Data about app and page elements
============================================================

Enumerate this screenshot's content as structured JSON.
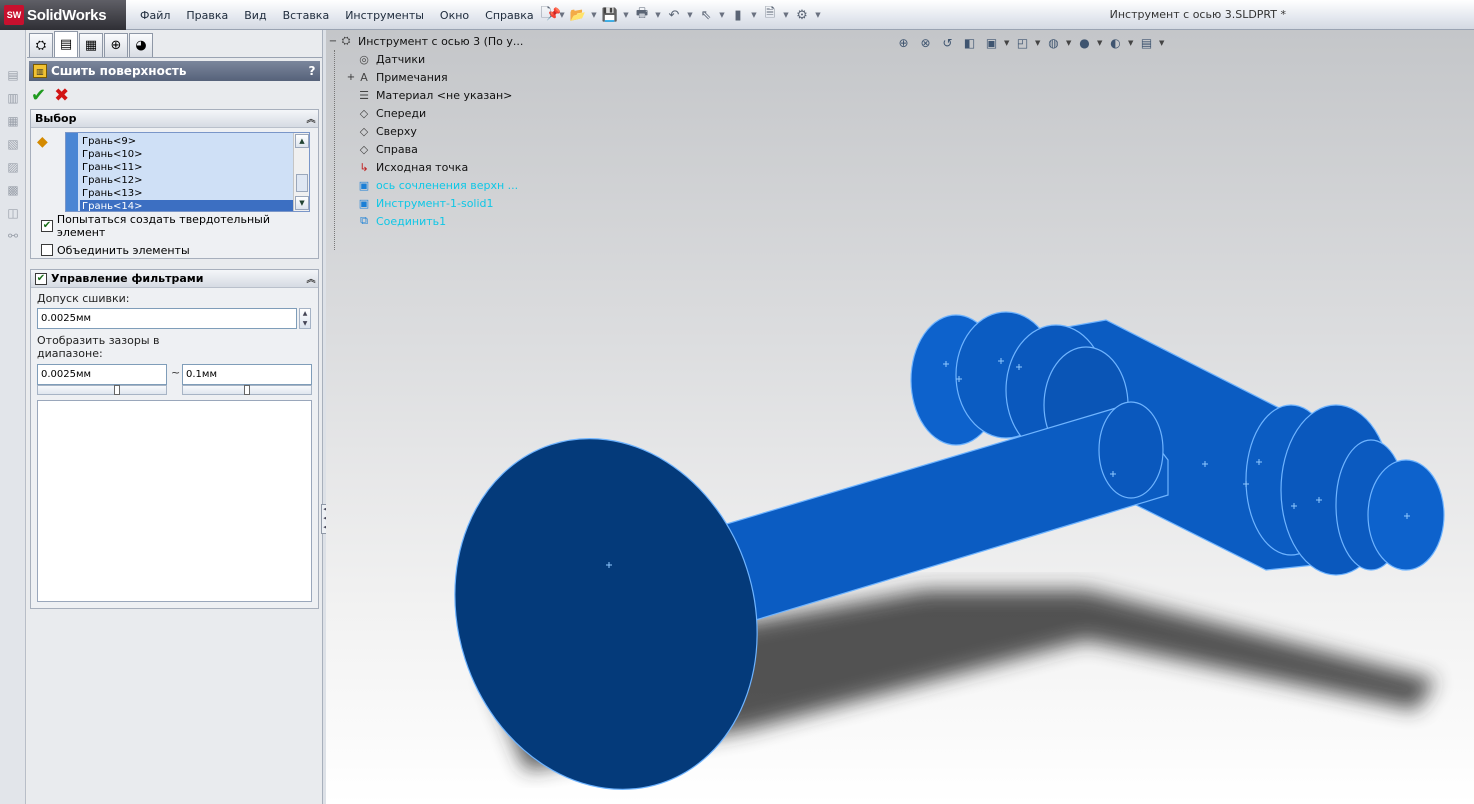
{
  "app": {
    "logo_mark": "SW",
    "logo_text": "SolidWorks",
    "document_title": "Инструмент с осью 3.SLDPRT *"
  },
  "menu": [
    {
      "label": "Файл"
    },
    {
      "label": "Правка"
    },
    {
      "label": "Вид"
    },
    {
      "label": "Вставка"
    },
    {
      "label": "Инструменты"
    },
    {
      "label": "Окно"
    },
    {
      "label": "Справка"
    }
  ],
  "quick_toolbar": [
    {
      "icon": "new-document-icon"
    },
    {
      "icon": "open-folder-icon"
    },
    {
      "icon": "save-icon"
    },
    {
      "icon": "print-icon"
    },
    {
      "icon": "undo-icon"
    },
    {
      "icon": "select-pointer-icon"
    },
    {
      "icon": "rebuild-icon"
    },
    {
      "icon": "file-properties-icon"
    },
    {
      "icon": "options-icon"
    }
  ],
  "property_manager": {
    "tabs": [
      {
        "icon": "feature-manager-icon"
      },
      {
        "icon": "property-manager-icon"
      },
      {
        "icon": "configuration-manager-icon"
      },
      {
        "icon": "dimxpert-icon"
      },
      {
        "icon": "display-manager-icon"
      }
    ],
    "title": "Сшить поверхность",
    "help": "?",
    "selection": {
      "title": "Выбор",
      "faces": [
        "Грань<9>",
        "Грань<10>",
        "Грань<11>",
        "Грань<12>",
        "Грань<13>",
        "Грань<14>"
      ],
      "selected_index": 5,
      "try_solid_label": "Попытаться создать твердотельный элемент",
      "try_solid_checked": true,
      "merge_label": "Объединить элементы",
      "merge_checked": false
    },
    "filter": {
      "title": "Управление фильтрами",
      "enabled": true,
      "tolerance_label": "Допуск сшивки:",
      "tolerance_value": "0.0025мм",
      "gaps_label_line1": "Отобразить зазоры в",
      "gaps_label_line2": "диапазоне:",
      "gap_min": "0.0025мм",
      "gap_max": "0.1мм",
      "range_separator": "~"
    }
  },
  "feature_tree": [
    {
      "label": "Инструмент с осью 3  (По у...",
      "icon": "part-icon",
      "expander": "−",
      "style": "root"
    },
    {
      "label": "Датчики",
      "icon": "sensor-icon",
      "expander": "",
      "style": "normal"
    },
    {
      "label": "Примечания",
      "icon": "annotations-icon",
      "expander": "+",
      "style": "normal"
    },
    {
      "label": "Материал <не указан>",
      "icon": "material-icon",
      "expander": "",
      "style": "normal"
    },
    {
      "label": "Спереди",
      "icon": "plane-icon",
      "expander": "",
      "style": "normal"
    },
    {
      "label": "Сверху",
      "icon": "plane-icon",
      "expander": "",
      "style": "normal"
    },
    {
      "label": "Справа",
      "icon": "plane-icon",
      "expander": "",
      "style": "normal"
    },
    {
      "label": "Исходная точка",
      "icon": "origin-icon",
      "expander": "",
      "style": "normal"
    },
    {
      "label": "ось  сочленения верхн ...",
      "icon": "surface-body-icon",
      "expander": "",
      "style": "cyan"
    },
    {
      "label": "Инструмент-1-solid1",
      "icon": "surface-body-icon",
      "expander": "",
      "style": "cyan"
    },
    {
      "label": "Соединить1",
      "icon": "combine-icon",
      "expander": "",
      "style": "cyan"
    }
  ],
  "view_toolbar": [
    {
      "icon": "zoom-to-fit-icon"
    },
    {
      "icon": "zoom-to-area-icon"
    },
    {
      "icon": "previous-view-icon"
    },
    {
      "icon": "section-view-icon"
    },
    {
      "icon": "view-orientation-icon"
    },
    {
      "icon": "display-style-icon"
    },
    {
      "icon": "hide-show-items-icon"
    },
    {
      "icon": "edit-appearance-icon"
    },
    {
      "icon": "apply-scene-icon"
    },
    {
      "icon": "view-settings-icon"
    }
  ],
  "colors": {
    "model_face": "#0b5cc2",
    "model_dark_face": "#04336b",
    "model_edge": "#6fb4ff",
    "tree_cyan": "#0ec7e6",
    "pm_header": "#5f6b82"
  }
}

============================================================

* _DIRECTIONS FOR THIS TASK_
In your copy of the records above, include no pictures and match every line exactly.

* _ANSWER BOX_
Enumerate this screenshot's content as structured JSON.
{
  "app": {
    "logo_mark": "SW",
    "logo_text": "SolidWorks",
    "document_title": "Инструмент с осью 3.SLDPRT *"
  },
  "menu": [
    {
      "label": "Файл"
    },
    {
      "label": "Правка"
    },
    {
      "label": "Вид"
    },
    {
      "label": "Вставка"
    },
    {
      "label": "Инструменты"
    },
    {
      "label": "Окно"
    },
    {
      "label": "Справка"
    }
  ],
  "quick_toolbar": [
    {
      "icon": "new-document-icon"
    },
    {
      "icon": "open-folder-icon"
    },
    {
      "icon": "save-icon"
    },
    {
      "icon": "print-icon"
    },
    {
      "icon": "undo-icon"
    },
    {
      "icon": "select-pointer-icon"
    },
    {
      "icon": "rebuild-icon"
    },
    {
      "icon": "file-properties-icon"
    },
    {
      "icon": "options-icon"
    }
  ],
  "property_manager": {
    "tabs": [
      {
        "icon": "feature-manager-icon"
      },
      {
        "icon": "property-manager-icon"
      },
      {
        "icon": "configuration-manager-icon"
      },
      {
        "icon": "dimxpert-icon"
      },
      {
        "icon": "display-manager-icon"
      }
    ],
    "title": "Сшить поверхность",
    "help": "?",
    "selection": {
      "title": "Выбор",
      "faces": [
        "Грань<9>",
        "Грань<10>",
        "Грань<11>",
        "Грань<12>",
        "Грань<13>",
        "Грань<14>"
      ],
      "selected_index": 5,
      "try_solid_label": "Попытаться создать твердотельный элемент",
      "try_solid_checked": true,
      "merge_label": "Объединить элементы",
      "merge_checked": false
    },
    "filter": {
      "title": "Управление фильтрами",
      "enabled": true,
      "tolerance_label": "Допуск сшивки:",
      "tolerance_value": "0.0025мм",
      "gaps_label_line1": "Отобразить зазоры в",
      "gaps_label_line2": "диапазоне:",
      "gap_min": "0.0025мм",
      "gap_max": "0.1мм",
      "range_separator": "~"
    }
  },
  "feature_tree": [
    {
      "label": "Инструмент с осью 3  (По у...",
      "icon": "part-icon",
      "expander": "−",
      "style": "root"
    },
    {
      "label": "Датчики",
      "icon": "sensor-icon",
      "expander": "",
      "style": "normal"
    },
    {
      "label": "Примечания",
      "icon": "annotations-icon",
      "expander": "+",
      "style": "normal"
    },
    {
      "label": "Материал <не указан>",
      "icon": "material-icon",
      "expander": "",
      "style": "normal"
    },
    {
      "label": "Спереди",
      "icon": "plane-icon",
      "expander": "",
      "style": "normal"
    },
    {
      "label": "Сверху",
      "icon": "plane-icon",
      "expander": "",
      "style": "normal"
    },
    {
      "label": "Справа",
      "icon": "plane-icon",
      "expander": "",
      "style": "normal"
    },
    {
      "label": "Исходная точка",
      "icon": "origin-icon",
      "expander": "",
      "style": "normal"
    },
    {
      "label": "ось  сочленения верхн ...",
      "icon": "surface-body-icon",
      "expander": "",
      "style": "cyan"
    },
    {
      "label": "Инструмент-1-solid1",
      "icon": "surface-body-icon",
      "expander": "",
      "style": "cyan"
    },
    {
      "label": "Соединить1",
      "icon": "combine-icon",
      "expander": "",
      "style": "cyan"
    }
  ],
  "view_toolbar": [
    {
      "icon": "zoom-to-fit-icon"
    },
    {
      "icon": "zoom-to-area-icon"
    },
    {
      "icon": "previous-view-icon"
    },
    {
      "icon": "section-view-icon"
    },
    {
      "icon": "view-orientation-icon"
    },
    {
      "icon": "display-style-icon"
    },
    {
      "icon": "hide-show-items-icon"
    },
    {
      "icon": "edit-appearance-icon"
    },
    {
      "icon": "apply-scene-icon"
    },
    {
      "icon": "view-settings-icon"
    }
  ],
  "colors": {
    "model_face": "#0b5cc2",
    "model_dark_face": "#04336b",
    "model_edge": "#6fb4ff",
    "tree_cyan": "#0ec7e6",
    "pm_header": "#5f6b82"
  }
}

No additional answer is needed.